(Saved entries)
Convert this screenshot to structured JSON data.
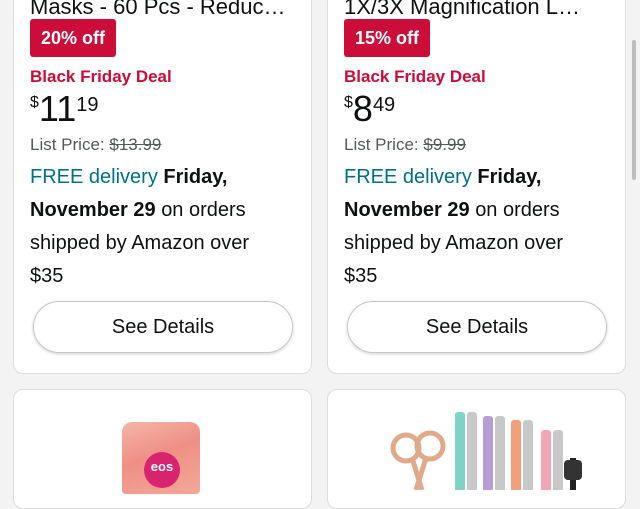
{
  "products": [
    {
      "title": "Masks - 60 Pcs - Reduc…",
      "discount_badge": "20% off",
      "deal_label": "Black Friday Deal",
      "price_symbol": "$",
      "price_whole": "11",
      "price_fraction": "19",
      "list_price_label": "List Price:",
      "list_price_value": "$13.99",
      "delivery_free": "FREE delivery",
      "delivery_date_1": "Friday,",
      "delivery_date_2": "November 29",
      "delivery_suffix_1": "on orders",
      "delivery_suffix_2": "shipped by Amazon over",
      "delivery_suffix_3": "$35",
      "button_label": "See Details"
    },
    {
      "title": "1X/3X Magnification L…",
      "discount_badge": "15% off",
      "deal_label": "Black Friday Deal",
      "price_symbol": "$",
      "price_whole": "8",
      "price_fraction": "49",
      "list_price_label": "List Price:",
      "list_price_value": "$9.99",
      "delivery_free": "FREE delivery",
      "delivery_date_1": "Friday,",
      "delivery_date_2": "November 29",
      "delivery_suffix_1": "on orders",
      "delivery_suffix_2": "shipped by Amazon over",
      "delivery_suffix_3": "$35",
      "button_label": "See Details"
    }
  ],
  "bottom_products": [
    {
      "image": "eos-shave-cream-bag",
      "logo_text": "eos"
    },
    {
      "image": "tweezers-scissors-set"
    }
  ],
  "colors": {
    "deal_red": "#cc0c39",
    "delivery_teal": "#007185",
    "background": "#f3f3f3"
  }
}
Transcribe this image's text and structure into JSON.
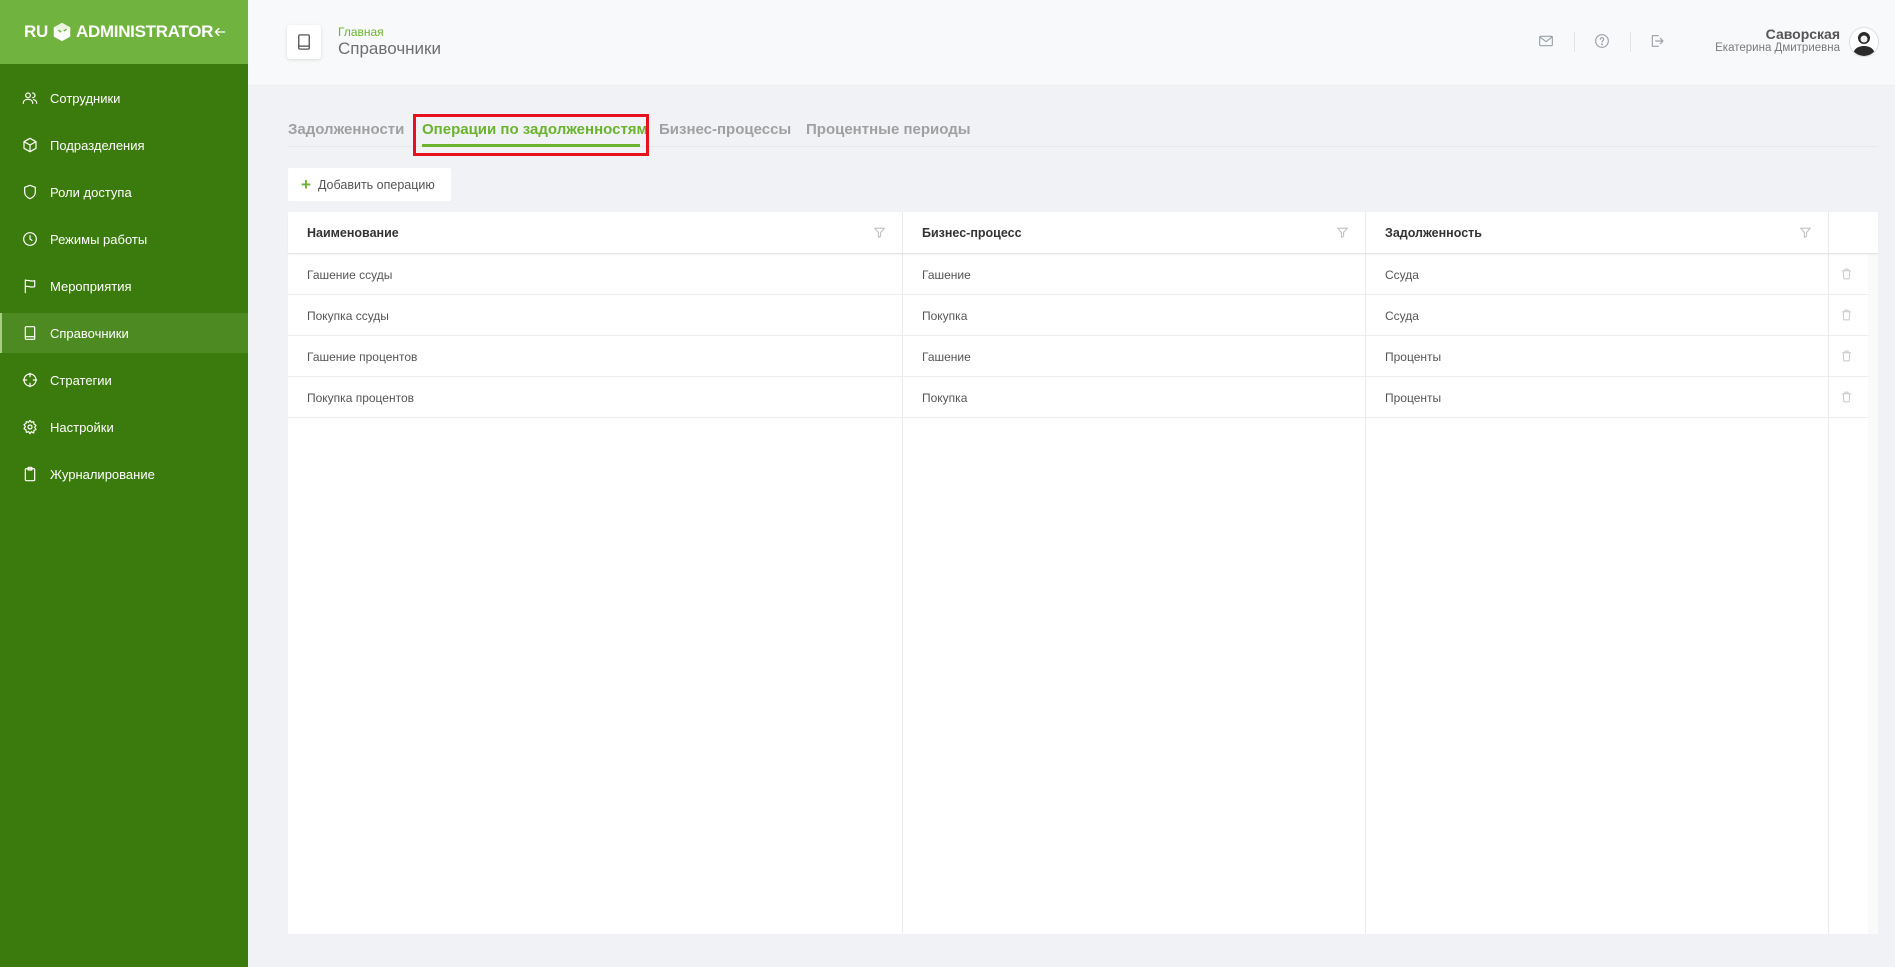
{
  "app": {
    "logo_left": "RU",
    "logo_right": "ADMINISTRATOR"
  },
  "sidebar": {
    "items": [
      {
        "label": "Сотрудники",
        "icon": "users-icon"
      },
      {
        "label": "Подразделения",
        "icon": "box-icon"
      },
      {
        "label": "Роли доступа",
        "icon": "shield-icon"
      },
      {
        "label": "Режимы работы",
        "icon": "clock-icon"
      },
      {
        "label": "Мероприятия",
        "icon": "flag-icon"
      },
      {
        "label": "Справочники",
        "icon": "book-icon",
        "active": true
      },
      {
        "label": "Стратегии",
        "icon": "crosshair-icon"
      },
      {
        "label": "Настройки",
        "icon": "gear-icon"
      },
      {
        "label": "Журналирование",
        "icon": "clipboard-icon"
      }
    ]
  },
  "header": {
    "breadcrumb": "Главная",
    "title": "Справочники",
    "user": {
      "last_name": "Саворская",
      "first_names": "Екатерина Дмитриевна"
    }
  },
  "tabs": [
    {
      "label": "Задолженности"
    },
    {
      "label": "Операции по задолженностям",
      "active": true
    },
    {
      "label": "Бизнес-процессы"
    },
    {
      "label": "Процентные периоды"
    }
  ],
  "toolbar": {
    "add_label": "Добавить операцию"
  },
  "table": {
    "columns": [
      "Наименование",
      "Бизнес-процесс",
      "Задолженность"
    ],
    "rows": [
      [
        "Гашение ссуды",
        "Гашение",
        "Ссуда"
      ],
      [
        "Покупка ссуды",
        "Покупка",
        "Ссуда"
      ],
      [
        "Гашение процентов",
        "Гашение",
        "Проценты"
      ],
      [
        "Покупка процентов",
        "Покупка",
        "Проценты"
      ]
    ]
  },
  "colors": {
    "sidebar_bg": "#3b7a0c",
    "sidebar_header": "#71b33f",
    "accent": "#6bb32e",
    "highlight": "#e8111e"
  }
}
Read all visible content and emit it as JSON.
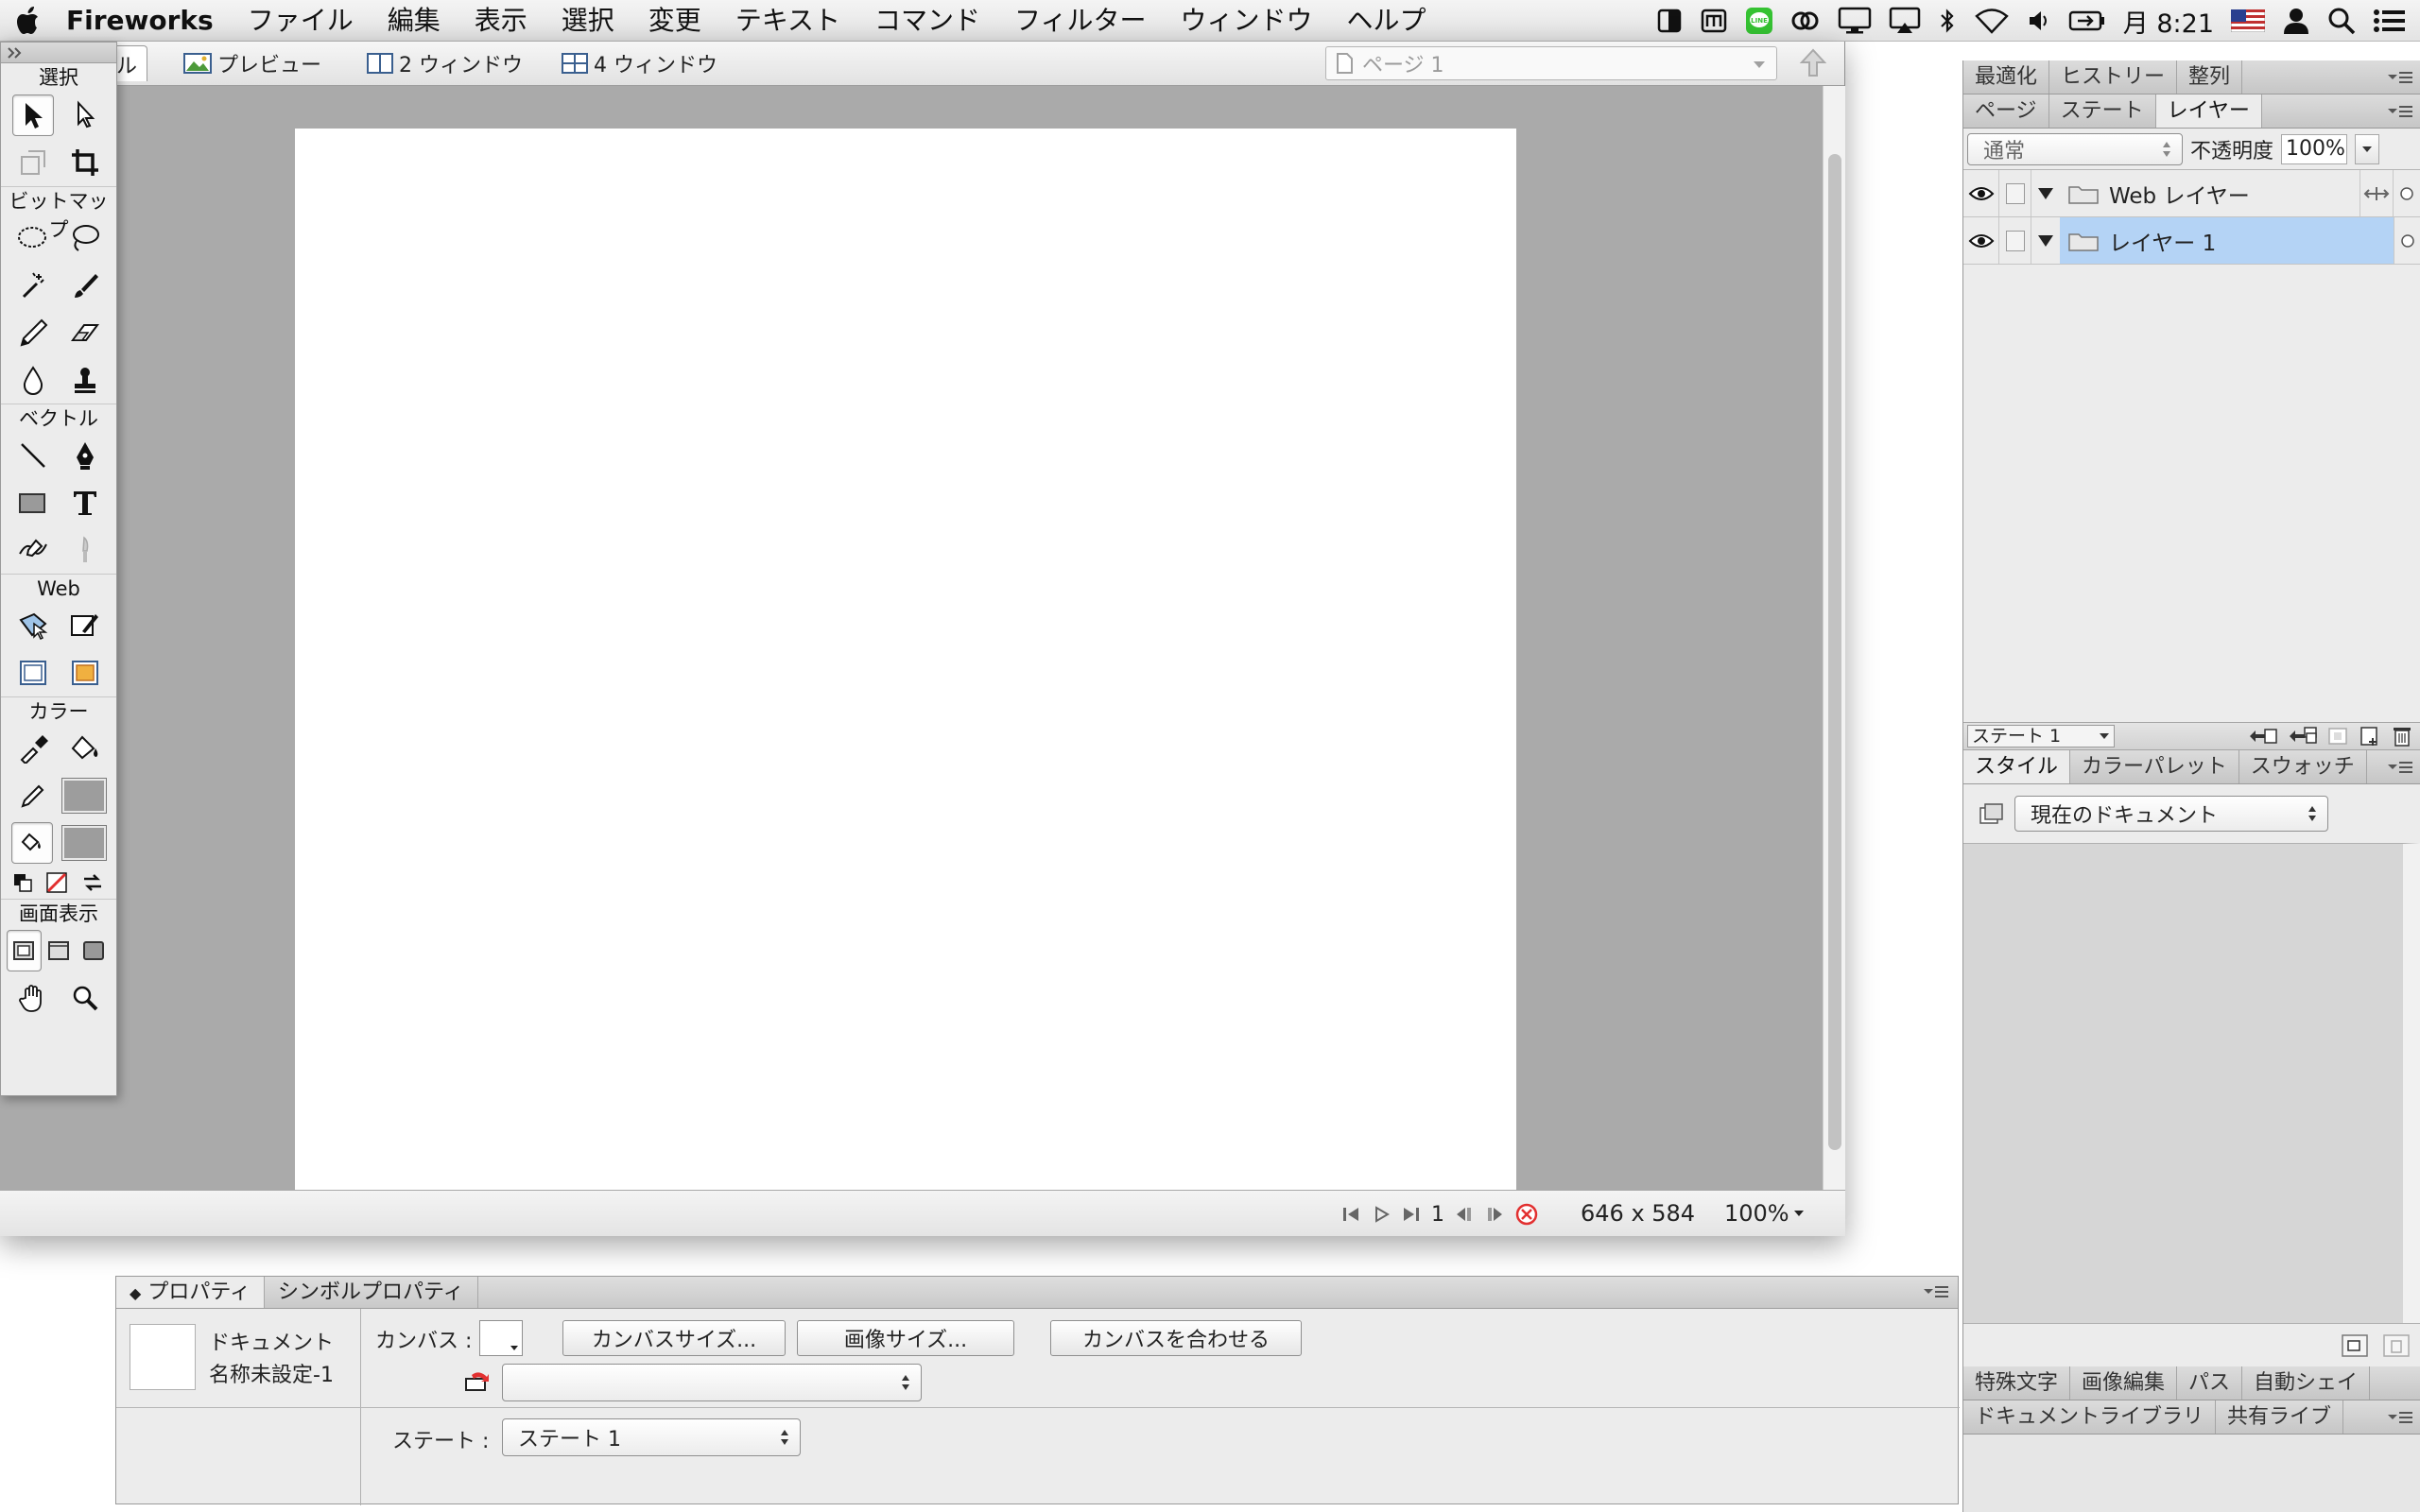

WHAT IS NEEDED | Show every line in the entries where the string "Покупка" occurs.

SOLUTION BELOW |
        "Покупка ссуды",
        "Покупка",
        "Покупка процентов",
        "Покупка",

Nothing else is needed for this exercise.